> **Task objective**:
Every record must appear in the answer exactly as it stands.

> **Stored items from a collection**:
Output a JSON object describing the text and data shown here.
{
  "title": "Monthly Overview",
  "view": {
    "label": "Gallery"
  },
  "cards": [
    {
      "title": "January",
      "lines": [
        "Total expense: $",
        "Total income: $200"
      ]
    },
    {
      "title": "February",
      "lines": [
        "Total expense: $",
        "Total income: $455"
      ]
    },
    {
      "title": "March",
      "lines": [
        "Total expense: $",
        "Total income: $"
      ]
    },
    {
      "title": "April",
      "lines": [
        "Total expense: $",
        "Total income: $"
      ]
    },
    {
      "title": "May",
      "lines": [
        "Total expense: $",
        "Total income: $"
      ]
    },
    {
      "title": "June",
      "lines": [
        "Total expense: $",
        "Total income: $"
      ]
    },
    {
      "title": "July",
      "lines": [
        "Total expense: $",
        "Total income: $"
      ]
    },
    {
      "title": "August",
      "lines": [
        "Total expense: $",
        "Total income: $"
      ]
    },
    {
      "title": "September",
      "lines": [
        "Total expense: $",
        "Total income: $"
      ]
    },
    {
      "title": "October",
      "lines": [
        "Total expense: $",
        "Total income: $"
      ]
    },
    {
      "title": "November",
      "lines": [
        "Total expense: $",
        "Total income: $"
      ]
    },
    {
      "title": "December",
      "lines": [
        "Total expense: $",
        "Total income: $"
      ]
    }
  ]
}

> **Solution to the problem**:
Output a JSON object describing the text and data shown here.
{
  "title": "Monthly Overview",
  "view": {
    "label": "Gallery"
  },
  "cards": [
    {
      "title": "January",
      "lines": [
        "Total expense: $",
        "Total income: $200"
      ]
    },
    {
      "title": "February",
      "lines": [
        "Total expense: $",
        "Total income: $455"
      ]
    },
    {
      "title": "March",
      "lines": [
        "Total expense: $",
        "Total income: $"
      ]
    },
    {
      "title": "April",
      "lines": [
        "Total expense: $",
        "Total income: $"
      ]
    },
    {
      "title": "May",
      "lines": [
        "Total expense: $",
        "Total income: $"
      ]
    },
    {
      "title": "June",
      "lines": [
        "Total expense: $",
        "Total income: $"
      ]
    },
    {
      "title": "July",
      "lines": [
        "Total expense: $",
        "Total income: $"
      ]
    },
    {
      "title": "August",
      "lines": [
        "Total expense: $",
        "Total income: $"
      ]
    },
    {
      "title": "September",
      "lines": [
        "Total expense: $",
        "Total income: $"
      ]
    },
    {
      "title": "October",
      "lines": [
        "Total expense: $",
        "Total income: $"
      ]
    },
    {
      "title": "November",
      "lines": [
        "Total expense: $",
        "Total income: $"
      ]
    },
    {
      "title": "December",
      "lines": [
        "Total expense: $",
        "Total income: $"
      ]
    }
  ]
}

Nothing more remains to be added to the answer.